→ **DATA TO USE**
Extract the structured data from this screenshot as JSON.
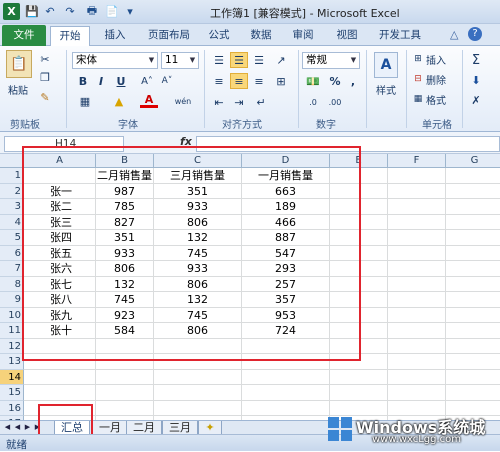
{
  "window": {
    "title": "工作簿1 [兼容模式] - Microsoft Excel",
    "app_logo": "X"
  },
  "tabs": [
    "文件",
    "开始",
    "插入",
    "页面布局",
    "公式",
    "数据",
    "审阅",
    "视图",
    "开发工具"
  ],
  "ribbon": {
    "paste_label": "粘贴",
    "clipboard_label": "剪贴板",
    "font_name": "宋体",
    "font_size": "11",
    "font_group_label": "字体",
    "align_group_label": "对齐方式",
    "number_format": "常规",
    "number_group_label": "数字",
    "styles_label": "样式",
    "insert_label": "插入",
    "delete_label": "删除",
    "format_label": "格式",
    "cells_group_label": "单元格",
    "bold": "B",
    "italic": "I",
    "underline": "U",
    "percent": "%",
    "comma": ","
  },
  "formula_bar": {
    "name_box": "H14",
    "fx": "fx",
    "content": ""
  },
  "grid": {
    "columns": [
      "A",
      "B",
      "C",
      "D",
      "E",
      "F",
      "G"
    ],
    "rows": [
      "1",
      "2",
      "3",
      "4",
      "5",
      "6",
      "7",
      "8",
      "9",
      "10",
      "11",
      "12",
      "13",
      "14",
      "15",
      "16",
      "17"
    ],
    "selected_row": "14",
    "headers": [
      "二月销售量",
      "三月销售量",
      "一月销售量"
    ],
    "data": [
      [
        "张一",
        "987",
        "351",
        "663"
      ],
      [
        "张二",
        "785",
        "933",
        "189"
      ],
      [
        "张三",
        "827",
        "806",
        "466"
      ],
      [
        "张四",
        "351",
        "132",
        "887"
      ],
      [
        "张五",
        "933",
        "745",
        "547"
      ],
      [
        "张六",
        "806",
        "933",
        "293"
      ],
      [
        "张七",
        "132",
        "806",
        "257"
      ],
      [
        "张八",
        "745",
        "132",
        "357"
      ],
      [
        "张九",
        "923",
        "745",
        "953"
      ],
      [
        "张十",
        "584",
        "806",
        "724"
      ]
    ]
  },
  "sheets": [
    "汇总",
    "一月",
    "二月",
    "三月"
  ],
  "status": "就绪",
  "watermark": {
    "title": "Windows系统城",
    "url": "www.wxcLgg.com"
  },
  "colors": {
    "file_tab": "#2a8c43",
    "highlight_box": "#e0242e",
    "selected_row_header": "#f6d27b"
  }
}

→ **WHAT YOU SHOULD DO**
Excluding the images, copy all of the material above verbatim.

→ **WRITTEN RESPONSE**
Extract the structured data from this screenshot as JSON.
{
  "window": {
    "title": "工作簿1 [兼容模式] - Microsoft Excel",
    "app_logo": "X"
  },
  "tabs": [
    "文件",
    "开始",
    "插入",
    "页面布局",
    "公式",
    "数据",
    "审阅",
    "视图",
    "开发工具"
  ],
  "ribbon": {
    "paste_label": "粘贴",
    "clipboard_label": "剪贴板",
    "font_name": "宋体",
    "font_size": "11",
    "font_group_label": "字体",
    "align_group_label": "对齐方式",
    "number_format": "常规",
    "number_group_label": "数字",
    "styles_label": "样式",
    "insert_label": "插入",
    "delete_label": "删除",
    "format_label": "格式",
    "cells_group_label": "单元格",
    "bold": "B",
    "italic": "I",
    "underline": "U",
    "percent": "%",
    "comma": ","
  },
  "formula_bar": {
    "name_box": "H14",
    "fx": "fx",
    "content": ""
  },
  "grid": {
    "columns": [
      "A",
      "B",
      "C",
      "D",
      "E",
      "F",
      "G"
    ],
    "rows": [
      "1",
      "2",
      "3",
      "4",
      "5",
      "6",
      "7",
      "8",
      "9",
      "10",
      "11",
      "12",
      "13",
      "14",
      "15",
      "16",
      "17"
    ],
    "selected_row": "14",
    "headers": [
      "二月销售量",
      "三月销售量",
      "一月销售量"
    ],
    "data": [
      [
        "张一",
        "987",
        "351",
        "663"
      ],
      [
        "张二",
        "785",
        "933",
        "189"
      ],
      [
        "张三",
        "827",
        "806",
        "466"
      ],
      [
        "张四",
        "351",
        "132",
        "887"
      ],
      [
        "张五",
        "933",
        "745",
        "547"
      ],
      [
        "张六",
        "806",
        "933",
        "293"
      ],
      [
        "张七",
        "132",
        "806",
        "257"
      ],
      [
        "张八",
        "745",
        "132",
        "357"
      ],
      [
        "张九",
        "923",
        "745",
        "953"
      ],
      [
        "张十",
        "584",
        "806",
        "724"
      ]
    ]
  },
  "sheets": [
    "汇总",
    "一月",
    "二月",
    "三月"
  ],
  "status": "就绪",
  "watermark": {
    "title": "Windows系统城",
    "url": "www.wxcLgg.com"
  },
  "colors": {
    "file_tab": "#2a8c43",
    "highlight_box": "#e0242e",
    "selected_row_header": "#f6d27b"
  }
}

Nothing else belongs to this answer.